▶ [REQUIREMENT] Only lines with the string "physics" matter here; gather them from the material below.

---------------

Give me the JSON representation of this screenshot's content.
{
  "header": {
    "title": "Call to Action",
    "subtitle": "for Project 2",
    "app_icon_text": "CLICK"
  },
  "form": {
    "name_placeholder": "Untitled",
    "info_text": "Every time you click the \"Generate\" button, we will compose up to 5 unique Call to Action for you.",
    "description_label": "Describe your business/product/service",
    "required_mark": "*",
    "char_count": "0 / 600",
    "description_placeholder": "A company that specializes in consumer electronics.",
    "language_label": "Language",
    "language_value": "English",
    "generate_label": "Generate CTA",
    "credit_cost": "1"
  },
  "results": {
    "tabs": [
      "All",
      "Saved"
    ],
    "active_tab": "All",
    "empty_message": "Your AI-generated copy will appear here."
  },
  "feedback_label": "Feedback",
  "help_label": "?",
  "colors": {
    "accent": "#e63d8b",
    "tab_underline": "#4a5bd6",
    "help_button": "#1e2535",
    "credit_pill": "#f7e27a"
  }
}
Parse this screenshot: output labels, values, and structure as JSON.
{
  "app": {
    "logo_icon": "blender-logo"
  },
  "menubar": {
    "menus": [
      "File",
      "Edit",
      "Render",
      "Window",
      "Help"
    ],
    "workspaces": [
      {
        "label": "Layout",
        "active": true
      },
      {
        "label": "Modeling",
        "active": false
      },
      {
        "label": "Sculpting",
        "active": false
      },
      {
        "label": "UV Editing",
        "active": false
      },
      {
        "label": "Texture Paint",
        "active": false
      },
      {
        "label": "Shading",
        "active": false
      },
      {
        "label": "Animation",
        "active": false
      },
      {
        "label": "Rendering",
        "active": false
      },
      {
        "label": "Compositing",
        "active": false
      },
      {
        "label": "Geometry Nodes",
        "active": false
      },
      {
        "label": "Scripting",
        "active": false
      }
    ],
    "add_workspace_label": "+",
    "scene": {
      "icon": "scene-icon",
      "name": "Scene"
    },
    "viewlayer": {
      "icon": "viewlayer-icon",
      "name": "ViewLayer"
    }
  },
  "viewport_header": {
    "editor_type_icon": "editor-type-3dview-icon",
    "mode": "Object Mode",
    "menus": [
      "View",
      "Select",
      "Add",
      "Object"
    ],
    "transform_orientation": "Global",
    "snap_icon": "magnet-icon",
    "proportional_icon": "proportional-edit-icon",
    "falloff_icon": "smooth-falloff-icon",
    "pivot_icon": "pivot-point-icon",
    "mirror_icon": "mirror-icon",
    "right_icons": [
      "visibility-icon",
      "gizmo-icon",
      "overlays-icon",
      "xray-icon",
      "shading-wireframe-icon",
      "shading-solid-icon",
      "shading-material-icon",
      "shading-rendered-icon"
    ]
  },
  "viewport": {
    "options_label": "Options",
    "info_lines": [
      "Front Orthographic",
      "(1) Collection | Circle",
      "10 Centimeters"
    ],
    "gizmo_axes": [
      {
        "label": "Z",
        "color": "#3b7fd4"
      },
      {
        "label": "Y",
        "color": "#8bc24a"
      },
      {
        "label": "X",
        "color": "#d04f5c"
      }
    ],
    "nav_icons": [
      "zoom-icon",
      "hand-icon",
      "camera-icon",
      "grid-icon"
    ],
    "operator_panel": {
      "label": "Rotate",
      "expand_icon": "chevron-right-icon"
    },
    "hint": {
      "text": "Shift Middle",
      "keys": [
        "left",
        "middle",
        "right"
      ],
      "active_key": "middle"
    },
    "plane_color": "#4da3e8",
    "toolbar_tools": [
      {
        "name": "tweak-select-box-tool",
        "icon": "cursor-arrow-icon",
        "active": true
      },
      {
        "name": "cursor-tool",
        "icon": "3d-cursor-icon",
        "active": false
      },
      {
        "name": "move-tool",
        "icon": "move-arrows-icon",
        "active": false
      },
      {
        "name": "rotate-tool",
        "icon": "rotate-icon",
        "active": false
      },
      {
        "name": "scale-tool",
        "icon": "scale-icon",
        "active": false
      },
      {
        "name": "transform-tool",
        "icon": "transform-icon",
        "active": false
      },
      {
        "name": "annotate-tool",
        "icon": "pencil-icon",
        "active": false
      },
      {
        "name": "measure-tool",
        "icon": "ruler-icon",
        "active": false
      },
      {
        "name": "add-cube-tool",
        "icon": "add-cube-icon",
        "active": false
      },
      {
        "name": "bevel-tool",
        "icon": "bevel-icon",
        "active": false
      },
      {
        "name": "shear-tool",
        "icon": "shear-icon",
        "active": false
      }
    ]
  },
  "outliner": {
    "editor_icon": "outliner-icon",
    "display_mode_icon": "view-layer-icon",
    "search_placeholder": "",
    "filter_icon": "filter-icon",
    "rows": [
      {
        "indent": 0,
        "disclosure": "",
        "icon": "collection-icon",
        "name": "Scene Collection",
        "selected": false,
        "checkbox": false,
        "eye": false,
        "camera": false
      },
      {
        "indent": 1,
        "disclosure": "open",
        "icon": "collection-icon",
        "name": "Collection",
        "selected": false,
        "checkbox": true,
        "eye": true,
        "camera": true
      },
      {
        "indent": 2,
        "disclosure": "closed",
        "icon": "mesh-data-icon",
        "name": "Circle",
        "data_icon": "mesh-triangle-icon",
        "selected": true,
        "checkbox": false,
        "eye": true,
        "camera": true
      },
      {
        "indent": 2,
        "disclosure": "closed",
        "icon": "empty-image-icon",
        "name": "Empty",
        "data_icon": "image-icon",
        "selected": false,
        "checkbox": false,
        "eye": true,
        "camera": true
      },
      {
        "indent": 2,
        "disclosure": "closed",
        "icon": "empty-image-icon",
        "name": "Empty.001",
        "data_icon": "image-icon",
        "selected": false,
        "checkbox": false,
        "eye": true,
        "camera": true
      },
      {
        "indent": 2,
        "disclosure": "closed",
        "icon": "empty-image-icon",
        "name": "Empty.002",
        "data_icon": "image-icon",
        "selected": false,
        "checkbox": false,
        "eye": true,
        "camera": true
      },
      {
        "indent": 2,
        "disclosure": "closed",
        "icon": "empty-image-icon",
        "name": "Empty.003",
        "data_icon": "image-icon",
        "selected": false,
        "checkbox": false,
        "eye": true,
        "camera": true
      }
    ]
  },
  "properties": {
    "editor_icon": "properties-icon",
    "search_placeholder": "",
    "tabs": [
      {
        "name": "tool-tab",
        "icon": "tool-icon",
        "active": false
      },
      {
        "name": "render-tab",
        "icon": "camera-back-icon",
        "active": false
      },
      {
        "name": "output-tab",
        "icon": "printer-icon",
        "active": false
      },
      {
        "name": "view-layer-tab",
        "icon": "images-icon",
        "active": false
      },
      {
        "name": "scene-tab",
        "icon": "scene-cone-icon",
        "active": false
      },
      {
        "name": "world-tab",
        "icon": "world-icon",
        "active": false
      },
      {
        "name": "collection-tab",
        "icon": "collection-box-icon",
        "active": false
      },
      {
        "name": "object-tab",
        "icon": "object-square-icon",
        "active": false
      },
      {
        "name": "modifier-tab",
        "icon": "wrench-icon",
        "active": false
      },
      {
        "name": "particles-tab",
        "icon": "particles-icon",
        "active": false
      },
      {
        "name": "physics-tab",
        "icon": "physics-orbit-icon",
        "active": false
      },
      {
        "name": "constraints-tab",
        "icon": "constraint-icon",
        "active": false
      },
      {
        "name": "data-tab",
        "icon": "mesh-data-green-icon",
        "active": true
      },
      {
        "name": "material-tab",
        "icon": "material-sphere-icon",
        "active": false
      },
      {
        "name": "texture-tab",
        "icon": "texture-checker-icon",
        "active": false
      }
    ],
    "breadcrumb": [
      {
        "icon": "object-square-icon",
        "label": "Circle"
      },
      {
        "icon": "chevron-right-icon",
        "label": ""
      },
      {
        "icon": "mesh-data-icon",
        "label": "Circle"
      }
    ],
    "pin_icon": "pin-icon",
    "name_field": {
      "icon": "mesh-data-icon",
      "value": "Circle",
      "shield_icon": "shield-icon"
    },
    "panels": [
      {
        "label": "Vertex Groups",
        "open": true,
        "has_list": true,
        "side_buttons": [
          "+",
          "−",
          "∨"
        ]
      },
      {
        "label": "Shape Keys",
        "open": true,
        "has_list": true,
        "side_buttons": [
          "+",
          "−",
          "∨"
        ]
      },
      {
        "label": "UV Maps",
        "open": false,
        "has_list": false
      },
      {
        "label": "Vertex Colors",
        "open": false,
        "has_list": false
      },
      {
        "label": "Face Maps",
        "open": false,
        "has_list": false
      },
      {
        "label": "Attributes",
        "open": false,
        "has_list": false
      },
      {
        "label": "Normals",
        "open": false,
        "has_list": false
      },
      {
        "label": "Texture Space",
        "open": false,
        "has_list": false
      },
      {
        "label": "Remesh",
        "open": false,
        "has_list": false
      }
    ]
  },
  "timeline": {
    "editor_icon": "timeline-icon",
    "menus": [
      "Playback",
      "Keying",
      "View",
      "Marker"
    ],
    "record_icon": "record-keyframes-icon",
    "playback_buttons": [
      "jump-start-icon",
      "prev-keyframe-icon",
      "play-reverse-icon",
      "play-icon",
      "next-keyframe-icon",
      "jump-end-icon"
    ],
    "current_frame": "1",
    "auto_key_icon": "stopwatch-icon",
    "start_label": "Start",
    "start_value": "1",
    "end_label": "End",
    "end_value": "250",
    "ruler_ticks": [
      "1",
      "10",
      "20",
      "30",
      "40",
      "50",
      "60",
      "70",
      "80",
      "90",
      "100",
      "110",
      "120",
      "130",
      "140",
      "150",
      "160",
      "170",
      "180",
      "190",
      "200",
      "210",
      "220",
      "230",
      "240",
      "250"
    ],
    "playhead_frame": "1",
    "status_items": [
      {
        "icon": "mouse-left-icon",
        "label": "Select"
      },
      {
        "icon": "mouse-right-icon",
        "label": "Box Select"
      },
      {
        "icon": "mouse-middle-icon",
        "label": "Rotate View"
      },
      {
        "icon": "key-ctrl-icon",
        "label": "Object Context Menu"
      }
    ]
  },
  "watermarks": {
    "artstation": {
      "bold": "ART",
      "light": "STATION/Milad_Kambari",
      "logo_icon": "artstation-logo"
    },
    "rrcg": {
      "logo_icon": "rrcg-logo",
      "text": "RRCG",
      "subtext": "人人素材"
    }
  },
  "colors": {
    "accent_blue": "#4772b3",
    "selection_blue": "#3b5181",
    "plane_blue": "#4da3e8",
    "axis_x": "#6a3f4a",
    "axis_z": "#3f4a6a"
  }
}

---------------

▶ [ANSWER FOR THIS EXERCISE]
        "name": "physics-tab",
        "icon": "physics-orbit-icon",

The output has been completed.